You are worth it
Suicide. There I said it. No hiding what this blog post is about. It happens more than we know. Over 800,000 people die by suicide every year (according to the World Health Organization). Males complete suicide four times more than females, though females attempt suicide three times as often as males. (CDC) Most people are unaware of their loved-ones depression, unable to help because they don’t know there’s a problem. Why am I writing about this you may ask? Earlier in May a high school classmate of mind took his own life. From my understanding, it caught everyone by surprise, including his wife, friends & co-workers. It shocked my classmates, as no one understood this could happen to such a great, happy guy. His two children went to the same school as my sister’s kids, so this struck my sister & her son as well.
Brian & I were friends in high school, hanging out in the same circle then going our own way after graduation. We didn’t have Facebook to keep in touch; we went to college in different states and gradually fell out of contact with each other. However about four years ago we reunited at a high school reunion, connected on Facebook and like others do, used that to stay in touch & know what was going on in each others live (or so I thought). He didn’t post much at all, but commented or “liked” posts regularly, so you knew he was there. We exchanged comments every now and then, and there was no indication he was depressed.
His wife decided to go public with the story, rather than hiding his suicide, in the hope that it would make others more aware and would be able to help someone else who may be facing this same challenge. It has made me think about it often over the past few weeks, feeling so sad for his two children, his wife, and his own sisters. It just doesn’t make sense to me; I cannot understand why someone would do this or how they could do it to their own family. I’ve heard that people who take their own lives believe that others lives would be better, if they were not around. It is just so sad. I don’t get it at all.
I reached out to a colleague Camille McDaniel, a Licensed Professional Counselor who owns Healing Psychotherapy of Georgia, and asked her to write up something on this topic. Here is a link to her blog: http://www.healingpsychotherapyga.com/lies-suicide-thriving/
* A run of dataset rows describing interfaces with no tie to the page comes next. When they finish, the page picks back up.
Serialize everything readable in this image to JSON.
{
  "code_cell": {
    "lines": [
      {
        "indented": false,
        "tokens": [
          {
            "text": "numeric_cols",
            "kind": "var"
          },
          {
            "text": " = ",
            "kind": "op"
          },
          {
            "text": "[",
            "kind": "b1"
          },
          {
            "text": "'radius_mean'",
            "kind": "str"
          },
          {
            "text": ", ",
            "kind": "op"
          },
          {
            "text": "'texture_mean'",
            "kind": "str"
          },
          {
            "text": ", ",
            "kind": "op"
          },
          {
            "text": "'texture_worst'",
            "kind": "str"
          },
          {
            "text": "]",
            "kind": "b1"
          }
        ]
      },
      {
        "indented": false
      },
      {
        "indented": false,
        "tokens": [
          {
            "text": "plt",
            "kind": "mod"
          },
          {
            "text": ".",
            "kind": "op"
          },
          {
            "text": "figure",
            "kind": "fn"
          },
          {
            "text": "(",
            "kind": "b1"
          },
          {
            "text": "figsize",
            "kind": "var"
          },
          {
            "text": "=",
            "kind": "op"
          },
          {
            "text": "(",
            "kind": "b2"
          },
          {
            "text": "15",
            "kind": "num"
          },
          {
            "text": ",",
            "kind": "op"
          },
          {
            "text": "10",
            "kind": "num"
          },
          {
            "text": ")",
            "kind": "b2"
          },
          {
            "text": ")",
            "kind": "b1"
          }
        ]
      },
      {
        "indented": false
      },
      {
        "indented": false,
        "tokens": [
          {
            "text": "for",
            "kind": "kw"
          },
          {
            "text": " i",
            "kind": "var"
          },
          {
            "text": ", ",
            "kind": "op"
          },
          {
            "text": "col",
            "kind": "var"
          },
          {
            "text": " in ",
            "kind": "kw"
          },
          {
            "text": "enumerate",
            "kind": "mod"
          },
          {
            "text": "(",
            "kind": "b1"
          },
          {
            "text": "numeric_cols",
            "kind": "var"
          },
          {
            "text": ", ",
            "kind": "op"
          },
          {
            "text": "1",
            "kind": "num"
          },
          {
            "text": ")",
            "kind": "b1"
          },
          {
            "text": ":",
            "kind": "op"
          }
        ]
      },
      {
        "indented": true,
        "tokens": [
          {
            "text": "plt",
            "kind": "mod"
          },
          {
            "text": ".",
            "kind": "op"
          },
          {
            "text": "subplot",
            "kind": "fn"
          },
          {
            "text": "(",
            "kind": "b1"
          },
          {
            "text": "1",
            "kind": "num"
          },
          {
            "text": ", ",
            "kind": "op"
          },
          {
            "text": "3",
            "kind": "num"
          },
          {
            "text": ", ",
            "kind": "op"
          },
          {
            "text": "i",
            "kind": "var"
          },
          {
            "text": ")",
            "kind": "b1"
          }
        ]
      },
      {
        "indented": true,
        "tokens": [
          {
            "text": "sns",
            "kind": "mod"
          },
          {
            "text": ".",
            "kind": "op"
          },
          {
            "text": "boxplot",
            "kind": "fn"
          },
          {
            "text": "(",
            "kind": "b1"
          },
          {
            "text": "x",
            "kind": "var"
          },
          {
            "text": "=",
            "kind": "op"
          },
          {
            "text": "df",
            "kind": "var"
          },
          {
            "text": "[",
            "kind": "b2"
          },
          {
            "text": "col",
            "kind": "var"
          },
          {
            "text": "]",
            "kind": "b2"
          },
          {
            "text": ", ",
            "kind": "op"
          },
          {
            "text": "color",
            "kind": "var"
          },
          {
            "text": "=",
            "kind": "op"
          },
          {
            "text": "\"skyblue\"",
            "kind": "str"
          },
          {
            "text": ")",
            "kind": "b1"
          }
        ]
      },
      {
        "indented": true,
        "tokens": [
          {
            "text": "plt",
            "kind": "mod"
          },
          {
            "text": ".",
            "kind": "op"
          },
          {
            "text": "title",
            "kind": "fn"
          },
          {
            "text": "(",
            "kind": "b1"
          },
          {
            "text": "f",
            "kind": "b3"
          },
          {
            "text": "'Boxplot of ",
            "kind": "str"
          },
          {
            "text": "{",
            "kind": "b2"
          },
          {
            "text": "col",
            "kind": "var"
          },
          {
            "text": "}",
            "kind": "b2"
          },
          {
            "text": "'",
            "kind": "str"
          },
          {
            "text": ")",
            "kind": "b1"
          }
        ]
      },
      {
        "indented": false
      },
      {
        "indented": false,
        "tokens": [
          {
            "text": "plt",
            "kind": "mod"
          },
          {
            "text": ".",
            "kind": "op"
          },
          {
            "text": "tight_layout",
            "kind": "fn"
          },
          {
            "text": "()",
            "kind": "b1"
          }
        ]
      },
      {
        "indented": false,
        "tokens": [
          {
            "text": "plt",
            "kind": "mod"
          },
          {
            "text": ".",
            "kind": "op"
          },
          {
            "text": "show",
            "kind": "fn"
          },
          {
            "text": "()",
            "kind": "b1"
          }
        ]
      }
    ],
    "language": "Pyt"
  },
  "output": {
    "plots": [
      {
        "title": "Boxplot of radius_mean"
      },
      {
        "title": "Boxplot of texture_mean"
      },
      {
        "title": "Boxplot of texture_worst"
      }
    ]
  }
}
In addition, have you heard about Project Semicolon; ? Project Semicolon is a global non-profit movement dedicated to presenting hope and love for those who are struggling with mental illness, suicide, addiction and self-injury. Project Semicolon exists to encourage, love and inspire. The semicolon is used when a sentence could have ended, but didn’t. The semicolon is symbolic for anyone who has ever self-harmed, has a personality disorder, or suffers from depression. The semicolon is a sign of hope, showing that you could’ve ended things but you chose to keep moving forward; your story hasn’t ended yet.
So this is my call out there, to those of you who may be contemplating this….talk to me, talk to Camille or someone at her office. Call the phone numbers that are offered. Visit Project Semicolon website. Don’t end your story. Your life is valuable. Know that there are resources out there, phone numbers to call, people to talk to. Please don’t do to your family what Brian has done to his, and what others have done to their family.